What are business startup costs?

Before we dive into what you need to start your business, it’s important to get acquainted with the different types of business startup costs. They can be classified into two main types: one-time costs and recurring costs.

One-time costs:

Capital expenses (or capital expenditures) are one-time expenses that are incurred when purchasing fixed assets. These are up-front payments you make when investing in your business to buy, improve, or maintain long-term assets. As a result, you’re able to upgrade the quality and quantity of products and services you can deliver.

Some common examples of capital expenditures are as follows:

  • Buildings (plus additional costs that extend the useful lifespan of a building)
  • Intangible assets (such as business licensing based on state and federal business laws and patents)
  • Property and rent expenditures
  • Land (plus the cost of maintaining and upgrading the land)
  • Furniture and vehicles
  • Inventory and vendor expenses
  • Technology expenses (such as computer equipment and software)


Recurring costs:

Recurring costs (also referred to as operating expenses) are ongoing expenses for running the business. They may contribute to startup costs but are incurred throughout the lifespan of the business. So, you’ll have to set aside funds to cover these expenses during the startup phase.

Here are some of the main recurring costs you need to take into account as a startup:

  • Rent
  • Administrative costs
  • Office supplies
  • Utilities
  • Sales and marketing expenses
  • Taxes and insurance
  • Website
  • Travel

You’ll also have to consider operational costs for initial business startups such as licensing, legal, incorporation, and permit fees.

How to calculate startup costs


Here’s how you can find the startup costs of your business:

Step #1: Identify what’s absolutely necessary

When you’re accounting for the above-mentioned startup expenditures, you may notice not all of them apply to your business. For instance, if you’re launching a service-based business, you don’t have to account for shipping and inventory expenses. Similarly, if you’re an online business, you may not need to factor in travel expenditures.

Once you’ve read through the list and figured out all the items that apply to you, determine what expenses are absolutely necessary to streamline your finances. For instance, if you can’t afford to rent space in a building, you might consider working from home.

Step #2: Jot down estimates

After you’ve drafted a complete list of your expenses, assign dollar amount estimates to each item. Keep in mind that these approximate expenses can vary based on your specific business requirements.

When finding approximate costs for your business expenses, consult peers in your field and do online research to make informed guesses about what amount you should allocate for each item. Doing this legwork early in your startup journey will help you come up with a realistic budget plan and devise a workable game plan to launch your business.

Step #3: Determine your break-even point

After you’ve figured out the estimates and have a clear idea about how much funds you’ll need to jumpstart your business and keep it running, you’re now ready to perform a break-even analysis.

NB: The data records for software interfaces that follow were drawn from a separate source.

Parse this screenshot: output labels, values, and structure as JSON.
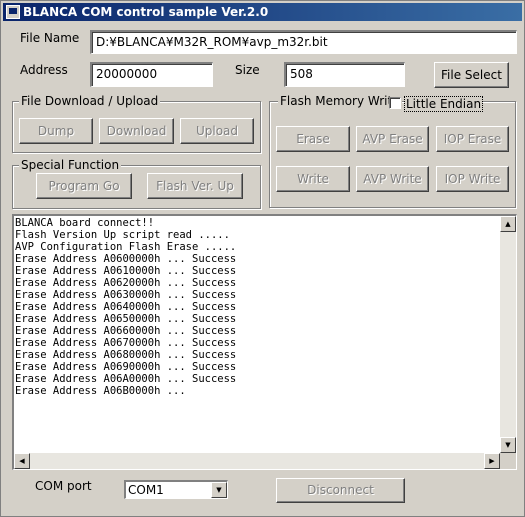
{
  "window": {
    "title": "BLANCA COM control sample  Ver.2.0"
  },
  "file": {
    "label": "File Name",
    "value": "D:¥BLANCA¥M32R_ROM¥avp_m32r.bit"
  },
  "address": {
    "label": "Address",
    "value": "20000000"
  },
  "size": {
    "label": "Size",
    "value": "508"
  },
  "file_select_label": "File Select",
  "download_group": {
    "title": "File Download / Upload",
    "dump": "Dump",
    "download": "Download",
    "upload": "Upload"
  },
  "special_group": {
    "title": "Special Function",
    "program_go": "Program Go",
    "flash_ver_up": "Flash Ver. Up"
  },
  "flash_group": {
    "title": "Flash Memory Write",
    "little_endian": "Little Endian",
    "erase": "Erase",
    "avp_erase": "AVP Erase",
    "iop_erase": "IOP Erase",
    "write": "Write",
    "avp_write": "AVP Write",
    "iop_write": "IOP Write"
  },
  "log": {
    "lines": [
      "BLANCA board connect!!",
      "Flash Version Up script read .....",
      "AVP Configuration Flash Erase .....",
      "Erase Address A0600000h ... Success",
      "Erase Address A0610000h ... Success",
      "Erase Address A0620000h ... Success",
      "Erase Address A0630000h ... Success",
      "Erase Address A0640000h ... Success",
      "Erase Address A0650000h ... Success",
      "Erase Address A0660000h ... Success",
      "Erase Address A0670000h ... Success",
      "Erase Address A0680000h ... Success",
      "Erase Address A0690000h ... Success",
      "Erase Address A06A0000h ... Success",
      "Erase Address A06B0000h ..."
    ]
  },
  "com": {
    "label": "COM port",
    "value": "COM1"
  },
  "disconnect_label": "Disconnect",
  "icons": {
    "app": "app-window-icon",
    "up": "scroll-up-arrow-icon",
    "down": "scroll-down-arrow-icon",
    "left": "scroll-left-arrow-icon",
    "right": "scroll-right-arrow-icon",
    "dropdown": "dropdown-arrow-icon"
  }
}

Calculating the break-even point enables you to find out how much money you’ll need to cover your business startup expenses and ongoing operating costs. This information will help you make a business plan to ensure your startup remains profitable.


Financing your startup

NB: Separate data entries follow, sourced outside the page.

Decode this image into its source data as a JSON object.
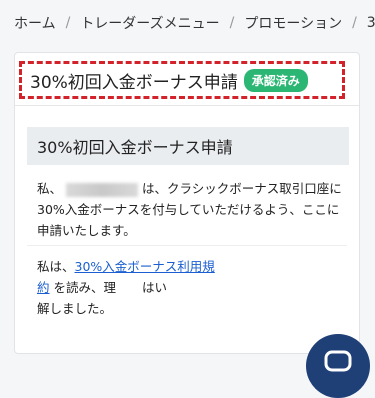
{
  "breadcrumb": {
    "items": [
      "ホーム",
      "トレーダーズメニュー",
      "プロモーション",
      "3"
    ],
    "separator": "/"
  },
  "card": {
    "title": "30%初回入金ボーナス申請",
    "status_badge": "承認済み",
    "section_title": "30%初回入金ボーナス申請",
    "paragraph1": {
      "prefix": "私、",
      "suffix": "は、クラシックボーナス取引口座に30%入金ボーナスを付与していただけるよう、ここに申請いたします。"
    },
    "paragraph2": {
      "prefix": "私は、",
      "link": "30%入金ボーナス利用規約",
      "middle": "を読み、理",
      "agree": "はい",
      "suffix": "解しました。"
    }
  },
  "colors": {
    "badge": "#2bb673",
    "highlight_border": "#d3222a",
    "link": "#1a5fd1",
    "fab": "#1f3f77"
  },
  "icons": {
    "chat": "chat-icon"
  }
}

Now that you understand how much money you’ll need to launch your business, you’ll have to arrange funds to cover the costs.

Here are a few ideas for raising capital for your startup:

  • Investors
  • Loans from friends, family members, or a financial institution
  • Business credit cards
  • Crowdfunding or Kickstarter campaigns

Although there are different ways to finance your business, you should do proper research and consult with your financial advisor for guidance.



While you may have a great business idea, it’s important to take control of your finances before you turn your winning concept into a thriving and profitable business. Calculating startup costs help you understand how much money you’ll need to start your business and keep it running.

Do you have any questions about how to identify one-time or recurring business costs specific to your industry? Let us know!